Friday, July 27, 2007

Money--The Real Chief Justice of the Texas Judicial System

An editorial in the Austin American-Statesman, titled Plopping $447,000 onto the scales of Texas justice, provides an unsettling account of how very influential money is in Texas government, even in the judiciary. The article explains how Justice Nathan Hecht, when in legal trouble with the Texas Ethics Commission, solicited money from major law firms to help pay for his legal defense. The main problem proposed by this editorial is that the lawyers that donated money to Hecht practice before his court. The obvious question, then, is "How will this affect Hecht's objectivity when the donors bring their cases before him and the Supreme Court?"
The author of this article does a good job of staying clear and objective. He or she does not make broad assumptions about the relationship between fiscal donations and judicial decisions. They even present a slightly counter argument in saying that "Almost all judges and judicial candidates despise the need to ask for money to run for their offices", but still questions the influence that money has on decision making. Although the author's objectivity in presenting this question to the public (so that we can make our own decision) is admirable, there are stark facts that could have been included in this article. For example, the UT Texas Politics website explains that the Texans for Public Justice reported that between 1994 to 1998, the Texas Supreme Court justices "were seven and one-half times as likely to accept petitions filed by contributors of at least $100,000 than by non-contributors. Further, they were ten times as likely to accpet petitions filed by contributors of $250,000 then by non-contributors."
The facts are there, and I personally find it a bit disturbing how influential monetary issues can be in the Texas Judicial System.

Friday, July 20, 2007

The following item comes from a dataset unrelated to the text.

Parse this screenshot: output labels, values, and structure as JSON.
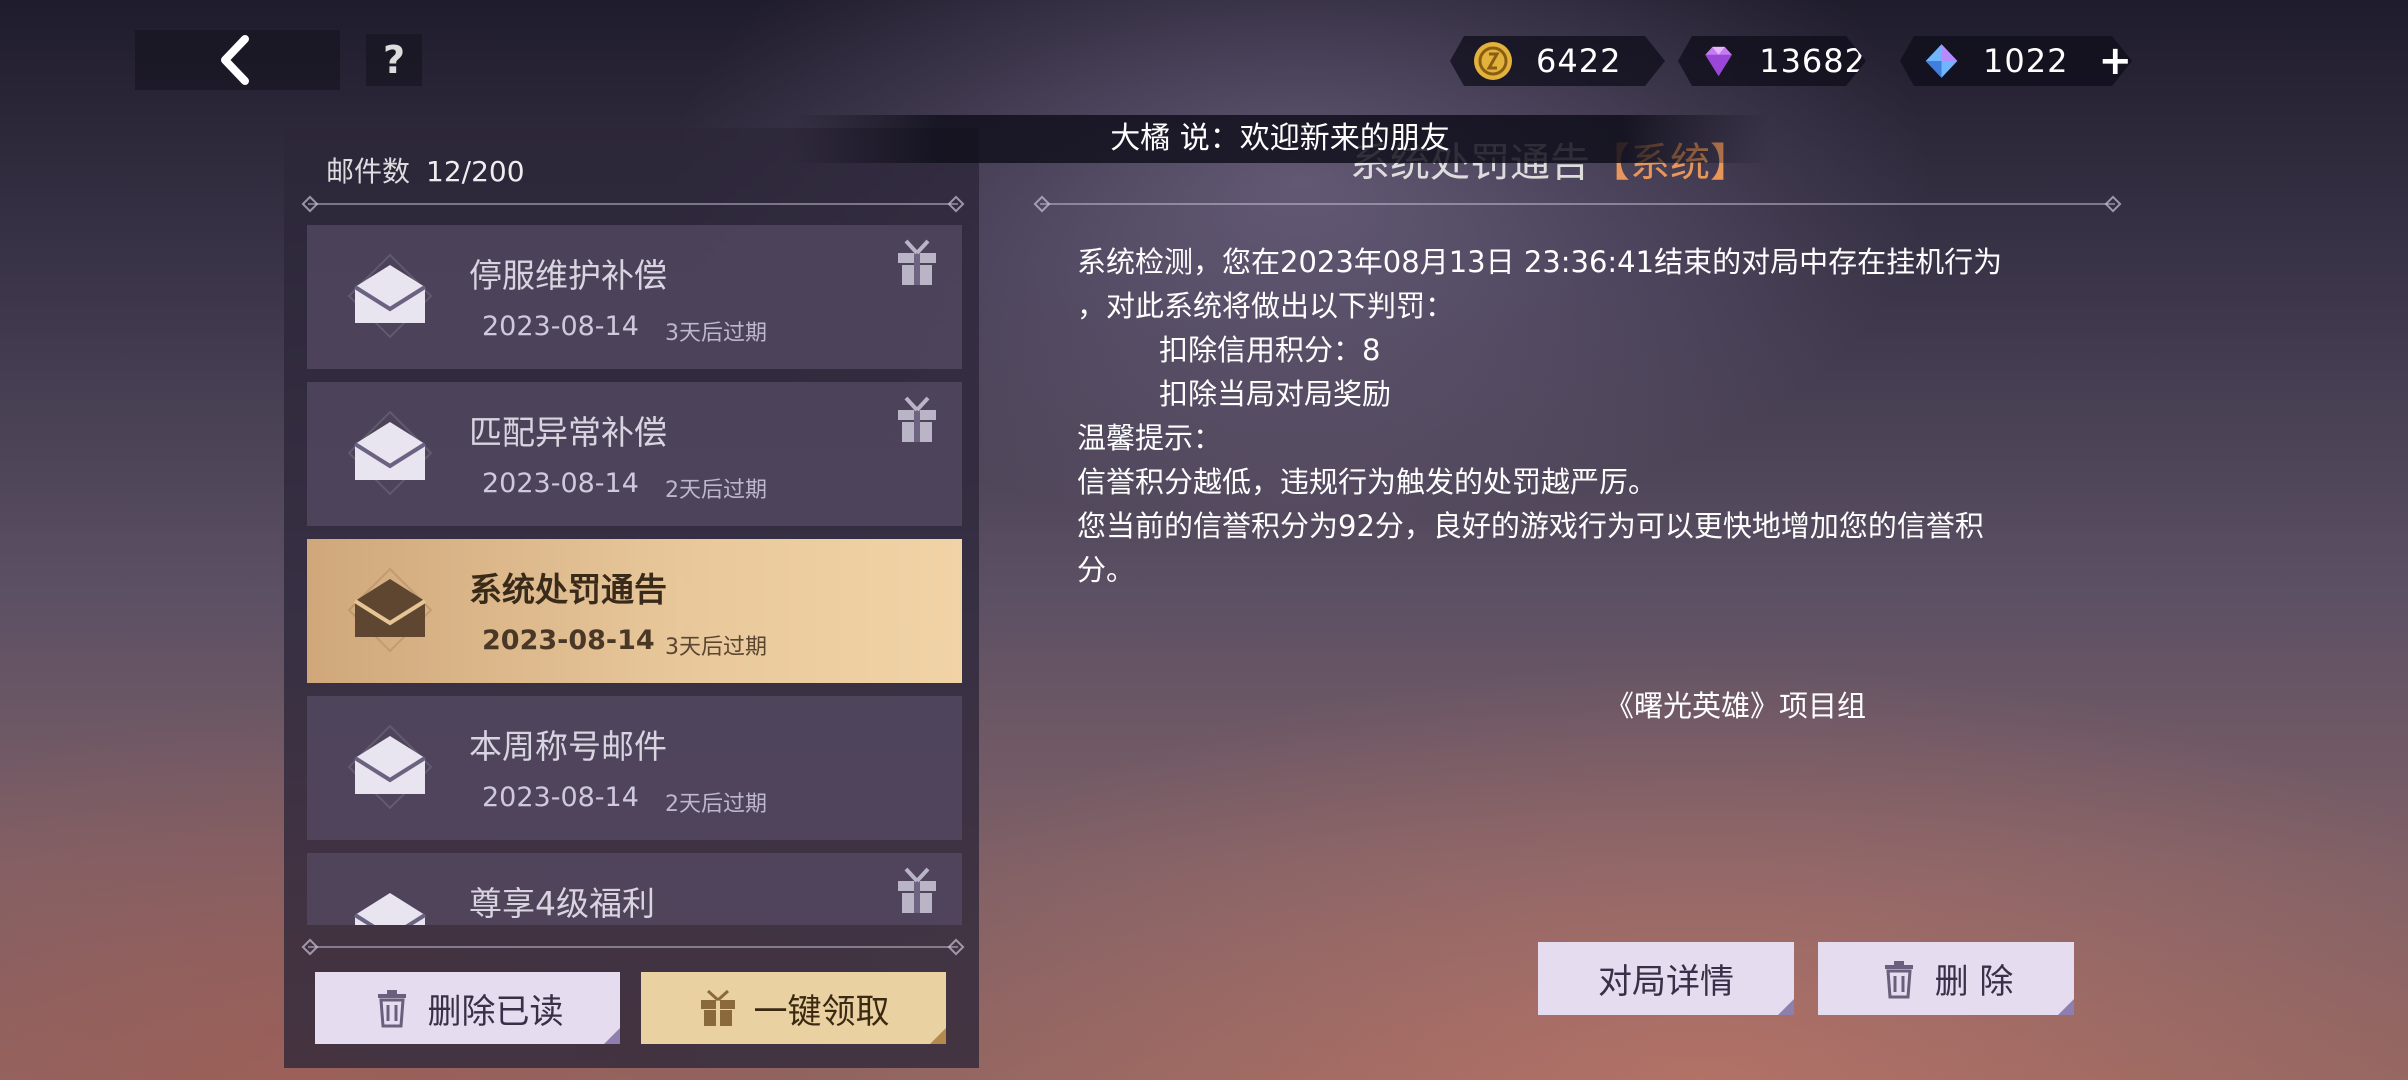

Groups Decide It's Time to Replace Texas' Top Environmental Official With Someone That Is Actually Concerned With the Environment

This article explains the disapproval that several environmental groups have expressed for the chairmen of the Texas Commission on Environmental Quality, Kathleen Hartnett White, and their attempts to get her out of office. These groups claim that her efforts towards issues such as clean air and global warming have been less that sufficient. I found this article to be interesting and important for a number of reasons. First, it is a great example of how watchdog groups can call attention to government officials that are not properly performing their job. Furthermore, it shows how efforts can be made, such as the "Get White Out" campaign, to put pressure on top government officials (Governor Rick Perry in this case) to act in accordance with desires of the public. Finally, Governor Perry has not yet decided on who will replace White, and I believe it is important that our state's top environmental official be someone with stronger environmental concern.

For the complete article: Environmental Chief Targeted